According to a resolution issued this Wednesday by an Argentinean Court of Appeals, there is currently no evidence to advance formal charges against former President Cristina Fernández in a case for alleged money laundering.
The measure was ordered by the Federal Court of Buenos Aires backing the decision made in November by federal judge Sebastián Casanello, who argued in a ruling that “there isn’t sufficient merit to prosecute or dismiss” the former president (2007-2015) and current opposition senator in an investigation in which she was suspected of illegal maneuvers in conjunction with a construction entrepreneur.

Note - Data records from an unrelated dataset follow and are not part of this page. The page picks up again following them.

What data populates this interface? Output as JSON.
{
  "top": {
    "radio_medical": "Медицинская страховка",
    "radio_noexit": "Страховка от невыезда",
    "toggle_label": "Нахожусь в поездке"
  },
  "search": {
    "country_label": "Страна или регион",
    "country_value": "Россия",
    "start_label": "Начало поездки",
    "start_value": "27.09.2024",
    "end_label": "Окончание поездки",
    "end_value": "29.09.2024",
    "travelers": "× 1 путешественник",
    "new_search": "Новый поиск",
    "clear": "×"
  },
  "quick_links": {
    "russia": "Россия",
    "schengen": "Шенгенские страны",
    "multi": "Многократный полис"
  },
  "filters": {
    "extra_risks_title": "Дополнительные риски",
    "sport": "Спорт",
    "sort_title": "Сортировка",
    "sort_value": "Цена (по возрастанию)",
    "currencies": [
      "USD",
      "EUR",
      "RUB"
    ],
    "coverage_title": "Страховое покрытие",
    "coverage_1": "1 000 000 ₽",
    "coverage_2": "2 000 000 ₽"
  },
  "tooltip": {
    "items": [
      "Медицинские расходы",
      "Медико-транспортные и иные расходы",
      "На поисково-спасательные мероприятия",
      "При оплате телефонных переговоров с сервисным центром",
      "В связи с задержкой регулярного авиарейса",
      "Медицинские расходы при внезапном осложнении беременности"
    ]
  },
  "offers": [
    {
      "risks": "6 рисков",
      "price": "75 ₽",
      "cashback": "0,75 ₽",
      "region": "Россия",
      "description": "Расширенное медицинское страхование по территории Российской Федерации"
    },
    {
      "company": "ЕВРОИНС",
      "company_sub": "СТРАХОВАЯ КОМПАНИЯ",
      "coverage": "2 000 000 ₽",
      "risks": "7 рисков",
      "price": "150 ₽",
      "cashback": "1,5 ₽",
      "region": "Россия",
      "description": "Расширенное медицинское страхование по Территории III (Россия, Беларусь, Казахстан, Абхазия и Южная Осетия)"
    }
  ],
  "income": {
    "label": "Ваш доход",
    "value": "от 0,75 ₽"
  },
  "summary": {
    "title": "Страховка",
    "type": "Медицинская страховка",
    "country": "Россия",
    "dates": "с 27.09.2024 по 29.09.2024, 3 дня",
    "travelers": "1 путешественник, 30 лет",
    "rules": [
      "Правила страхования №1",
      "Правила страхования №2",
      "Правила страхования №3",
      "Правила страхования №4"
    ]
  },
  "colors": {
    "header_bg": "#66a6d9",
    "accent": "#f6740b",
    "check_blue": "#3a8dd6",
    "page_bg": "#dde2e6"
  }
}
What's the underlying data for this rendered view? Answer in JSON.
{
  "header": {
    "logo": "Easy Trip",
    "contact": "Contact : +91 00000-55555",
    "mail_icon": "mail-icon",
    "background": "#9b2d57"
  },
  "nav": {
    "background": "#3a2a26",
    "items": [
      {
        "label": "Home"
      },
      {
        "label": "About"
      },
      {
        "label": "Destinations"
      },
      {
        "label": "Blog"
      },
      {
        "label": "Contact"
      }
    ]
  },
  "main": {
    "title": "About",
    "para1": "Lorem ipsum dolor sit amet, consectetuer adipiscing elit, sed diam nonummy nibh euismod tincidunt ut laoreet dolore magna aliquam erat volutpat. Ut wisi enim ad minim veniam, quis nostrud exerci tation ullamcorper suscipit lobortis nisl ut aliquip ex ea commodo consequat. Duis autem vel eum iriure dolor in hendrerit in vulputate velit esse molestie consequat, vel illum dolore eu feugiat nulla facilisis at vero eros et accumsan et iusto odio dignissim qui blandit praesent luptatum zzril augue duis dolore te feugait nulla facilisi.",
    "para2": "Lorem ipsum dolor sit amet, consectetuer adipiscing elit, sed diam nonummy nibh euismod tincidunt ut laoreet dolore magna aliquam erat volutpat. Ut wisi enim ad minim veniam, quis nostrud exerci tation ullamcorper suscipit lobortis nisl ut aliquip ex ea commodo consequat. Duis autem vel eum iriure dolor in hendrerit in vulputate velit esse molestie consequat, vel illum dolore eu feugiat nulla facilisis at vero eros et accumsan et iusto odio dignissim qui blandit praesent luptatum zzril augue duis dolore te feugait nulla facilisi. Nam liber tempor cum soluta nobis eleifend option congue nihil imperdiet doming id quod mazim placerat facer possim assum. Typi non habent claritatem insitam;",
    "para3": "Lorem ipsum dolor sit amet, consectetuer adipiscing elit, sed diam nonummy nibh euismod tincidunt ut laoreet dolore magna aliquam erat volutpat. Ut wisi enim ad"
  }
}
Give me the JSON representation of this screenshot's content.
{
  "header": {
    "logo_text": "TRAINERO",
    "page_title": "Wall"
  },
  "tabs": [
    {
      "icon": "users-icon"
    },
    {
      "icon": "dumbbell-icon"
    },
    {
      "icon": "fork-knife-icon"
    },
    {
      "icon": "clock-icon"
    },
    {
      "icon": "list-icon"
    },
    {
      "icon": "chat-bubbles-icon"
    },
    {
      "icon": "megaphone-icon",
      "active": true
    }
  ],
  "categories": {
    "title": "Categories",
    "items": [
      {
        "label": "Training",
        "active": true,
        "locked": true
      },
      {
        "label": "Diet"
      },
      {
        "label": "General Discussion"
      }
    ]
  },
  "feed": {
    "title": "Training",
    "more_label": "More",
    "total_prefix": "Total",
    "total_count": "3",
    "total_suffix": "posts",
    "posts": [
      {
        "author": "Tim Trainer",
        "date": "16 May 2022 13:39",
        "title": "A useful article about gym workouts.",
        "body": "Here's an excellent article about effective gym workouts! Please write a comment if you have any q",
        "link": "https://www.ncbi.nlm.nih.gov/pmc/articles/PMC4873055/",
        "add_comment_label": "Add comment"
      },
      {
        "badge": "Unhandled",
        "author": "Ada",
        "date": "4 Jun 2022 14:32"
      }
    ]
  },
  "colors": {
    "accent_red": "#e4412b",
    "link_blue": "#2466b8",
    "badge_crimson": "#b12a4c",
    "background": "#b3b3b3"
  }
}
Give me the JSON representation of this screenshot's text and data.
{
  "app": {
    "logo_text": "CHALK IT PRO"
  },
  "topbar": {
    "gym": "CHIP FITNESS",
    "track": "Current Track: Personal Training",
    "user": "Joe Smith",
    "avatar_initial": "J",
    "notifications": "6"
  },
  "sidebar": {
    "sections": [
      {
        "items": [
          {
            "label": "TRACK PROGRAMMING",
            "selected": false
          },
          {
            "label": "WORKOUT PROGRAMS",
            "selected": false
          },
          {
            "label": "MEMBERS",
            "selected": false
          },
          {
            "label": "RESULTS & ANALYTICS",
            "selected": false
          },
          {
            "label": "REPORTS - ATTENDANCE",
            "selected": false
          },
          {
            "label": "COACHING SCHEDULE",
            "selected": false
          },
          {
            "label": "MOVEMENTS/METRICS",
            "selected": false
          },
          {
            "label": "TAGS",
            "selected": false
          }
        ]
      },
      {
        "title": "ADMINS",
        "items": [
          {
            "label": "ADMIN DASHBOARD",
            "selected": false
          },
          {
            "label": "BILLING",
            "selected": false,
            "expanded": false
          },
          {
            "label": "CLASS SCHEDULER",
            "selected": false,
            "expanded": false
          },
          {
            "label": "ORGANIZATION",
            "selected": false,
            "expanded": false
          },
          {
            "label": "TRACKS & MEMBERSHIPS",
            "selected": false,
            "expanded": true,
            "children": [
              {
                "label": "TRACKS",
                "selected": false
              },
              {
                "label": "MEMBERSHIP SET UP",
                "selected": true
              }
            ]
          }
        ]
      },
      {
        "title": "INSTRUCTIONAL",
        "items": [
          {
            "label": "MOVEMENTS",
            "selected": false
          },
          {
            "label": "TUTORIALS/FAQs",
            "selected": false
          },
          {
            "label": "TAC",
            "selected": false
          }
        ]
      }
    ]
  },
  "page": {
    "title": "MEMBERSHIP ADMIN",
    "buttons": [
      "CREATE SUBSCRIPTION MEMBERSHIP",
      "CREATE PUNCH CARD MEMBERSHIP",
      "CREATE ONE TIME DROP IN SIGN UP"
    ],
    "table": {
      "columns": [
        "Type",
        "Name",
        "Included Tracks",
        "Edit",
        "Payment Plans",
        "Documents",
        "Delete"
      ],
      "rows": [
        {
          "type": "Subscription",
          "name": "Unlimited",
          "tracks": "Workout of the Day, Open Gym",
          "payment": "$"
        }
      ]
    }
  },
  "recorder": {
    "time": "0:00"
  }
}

However, if the required evidence arises, she will be involved again.
In that sense, the House ordered Judge Casanello to deepen the investigation. “It is inevitable for the judge to exhaust all those research channels that logic indicates…the objective platform on which the present investigation is based is still incomplete and does not allow a final judgment of the behavior of Cristina Fernández de Kirchner,” said the resolution.
The cause originated based on a journalistic report of 2013 according to which Lázaro Báez ̶ owner of a construction company and close to Fernández and her deceased husband and former President Néstor Kirchner (2003-2007) ̶ had set up a corporate and banking structure abroad to take out of the country between 50 and 60 million laundered dollars to bank accounts in the name of their children.
Báez had been benefited with millions of dollars’ worth of public work contracts by the Kirchners. The prosecutor’s office accused Fernández of being Báez’s partner and considered that the financial operation included that the public funds that the employer received for the work would return “to the presidential family.”
Fernández, 66, considered the investigation a political persecution orchestrated by current President Mauricio Macri, the same argument she has been holding in the various court cases she faces.
The former president is processed in ten cases and with a request for detention in five, but she is protected by parliamentary immunity that prevents her from being arrested and she would only lose that benefit with two thirds of the votes of the senators, something very unlikely because the Peronist opposition has advanced that it will not support that measure until there is a firm sentence.
In political circles, there is speculation that Fernández could run for president in the October elections based on polls that show her as the opponent with the most votes against Macri, who has expressed his willingness to be re-elected. However, the judicial panorama of the former president is complicated.
The first corruption trial that affects her is scheduled for the beginning of May, in which she will be tried for the alleged irregular assignment of public works to the business group led by Báez in the southern province of Santa Cruz.
Meanwhile, the day before, reports came out about Fernández’s prosecution with preventive prison for alleged irregularities in the concession during her administration of subsidies to the transport companies that operated bus and train services.